Task directions
What you return should match the data below exactly, with every entry reproduced.

(Data records for software interfaces)
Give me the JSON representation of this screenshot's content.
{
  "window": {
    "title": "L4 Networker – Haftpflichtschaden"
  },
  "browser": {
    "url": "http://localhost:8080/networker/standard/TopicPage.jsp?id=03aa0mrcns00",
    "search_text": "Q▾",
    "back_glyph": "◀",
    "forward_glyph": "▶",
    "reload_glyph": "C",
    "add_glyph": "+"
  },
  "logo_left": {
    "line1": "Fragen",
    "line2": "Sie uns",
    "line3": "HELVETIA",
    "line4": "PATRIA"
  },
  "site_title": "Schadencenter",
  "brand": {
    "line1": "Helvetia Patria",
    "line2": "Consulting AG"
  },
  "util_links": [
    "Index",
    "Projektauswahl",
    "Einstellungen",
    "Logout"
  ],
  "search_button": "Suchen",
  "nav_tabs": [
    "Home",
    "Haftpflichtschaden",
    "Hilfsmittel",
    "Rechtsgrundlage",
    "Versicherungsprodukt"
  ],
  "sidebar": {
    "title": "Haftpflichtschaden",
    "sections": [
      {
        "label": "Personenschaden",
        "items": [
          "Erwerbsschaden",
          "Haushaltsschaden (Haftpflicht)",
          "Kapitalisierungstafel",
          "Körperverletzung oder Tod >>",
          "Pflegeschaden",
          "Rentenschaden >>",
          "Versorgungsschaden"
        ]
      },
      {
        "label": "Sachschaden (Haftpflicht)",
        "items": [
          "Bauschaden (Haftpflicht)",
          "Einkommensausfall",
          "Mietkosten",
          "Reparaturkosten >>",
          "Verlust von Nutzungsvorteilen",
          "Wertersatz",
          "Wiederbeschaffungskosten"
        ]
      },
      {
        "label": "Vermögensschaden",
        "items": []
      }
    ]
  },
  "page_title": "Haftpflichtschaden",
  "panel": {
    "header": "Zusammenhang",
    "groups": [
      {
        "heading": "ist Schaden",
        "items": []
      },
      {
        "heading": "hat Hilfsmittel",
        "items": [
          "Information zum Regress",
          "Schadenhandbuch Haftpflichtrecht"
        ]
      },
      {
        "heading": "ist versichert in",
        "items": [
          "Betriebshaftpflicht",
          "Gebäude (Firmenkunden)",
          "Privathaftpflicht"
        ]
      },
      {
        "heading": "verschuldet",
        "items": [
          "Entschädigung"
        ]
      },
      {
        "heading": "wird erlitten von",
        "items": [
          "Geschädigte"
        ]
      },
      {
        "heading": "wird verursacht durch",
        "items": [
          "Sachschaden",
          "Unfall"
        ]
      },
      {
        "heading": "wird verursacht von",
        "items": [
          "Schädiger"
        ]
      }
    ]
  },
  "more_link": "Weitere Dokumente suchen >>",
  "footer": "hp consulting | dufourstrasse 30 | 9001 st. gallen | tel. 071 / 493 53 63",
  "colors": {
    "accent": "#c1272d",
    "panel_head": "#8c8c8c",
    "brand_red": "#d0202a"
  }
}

Answer section
Give me the JSON representation of this screenshot's content.
{
  "window": {
    "title": "L4 Networker – Haftpflichtschaden"
  },
  "browser": {
    "url": "http://localhost:8080/networker/standard/TopicPage.jsp?id=03aa0mrcns00",
    "search_text": "Q▾",
    "back_glyph": "◀",
    "forward_glyph": "▶",
    "reload_glyph": "C",
    "add_glyph": "+"
  },
  "logo_left": {
    "line1": "Fragen",
    "line2": "Sie uns",
    "line3": "HELVETIA",
    "line4": "PATRIA"
  },
  "site_title": "Schadencenter",
  "brand": {
    "line1": "Helvetia Patria",
    "line2": "Consulting AG"
  },
  "util_links": [
    "Index",
    "Projektauswahl",
    "Einstellungen",
    "Logout"
  ],
  "search_button": "Suchen",
  "nav_tabs": [
    "Home",
    "Haftpflichtschaden",
    "Hilfsmittel",
    "Rechtsgrundlage",
    "Versicherungsprodukt"
  ],
  "sidebar": {
    "title": "Haftpflichtschaden",
    "sections": [
      {
        "label": "Personenschaden",
        "items": [
          "Erwerbsschaden",
          "Haushaltsschaden (Haftpflicht)",
          "Kapitalisierungstafel",
          "Körperverletzung oder Tod >>",
          "Pflegeschaden",
          "Rentenschaden >>",
          "Versorgungsschaden"
        ]
      },
      {
        "label": "Sachschaden (Haftpflicht)",
        "items": [
          "Bauschaden (Haftpflicht)",
          "Einkommensausfall",
          "Mietkosten",
          "Reparaturkosten >>",
          "Verlust von Nutzungsvorteilen",
          "Wertersatz",
          "Wiederbeschaffungskosten"
        ]
      },
      {
        "label": "Vermögensschaden",
        "items": []
      }
    ]
  },
  "page_title": "Haftpflichtschaden",
  "panel": {
    "header": "Zusammenhang",
    "groups": [
      {
        "heading": "ist Schaden",
        "items": []
      },
      {
        "heading": "hat Hilfsmittel",
        "items": [
          "Information zum Regress",
          "Schadenhandbuch Haftpflichtrecht"
        ]
      },
      {
        "heading": "ist versichert in",
        "items": [
          "Betriebshaftpflicht",
          "Gebäude (Firmenkunden)",
          "Privathaftpflicht"
        ]
      },
      {
        "heading": "verschuldet",
        "items": [
          "Entschädigung"
        ]
      },
      {
        "heading": "wird erlitten von",
        "items": [
          "Geschädigte"
        ]
      },
      {
        "heading": "wird verursacht durch",
        "items": [
          "Sachschaden",
          "Unfall"
        ]
      },
      {
        "heading": "wird verursacht von",
        "items": [
          "Schädiger"
        ]
      }
    ]
  },
  "more_link": "Weitere Dokumente suchen >>",
  "footer": "hp consulting | dufourstrasse 30 | 9001 st. gallen | tel. 071 / 493 53 63",
  "colors": {
    "accent": "#c1272d",
    "panel_head": "#8c8c8c",
    "brand_red": "#d0202a"
  }
}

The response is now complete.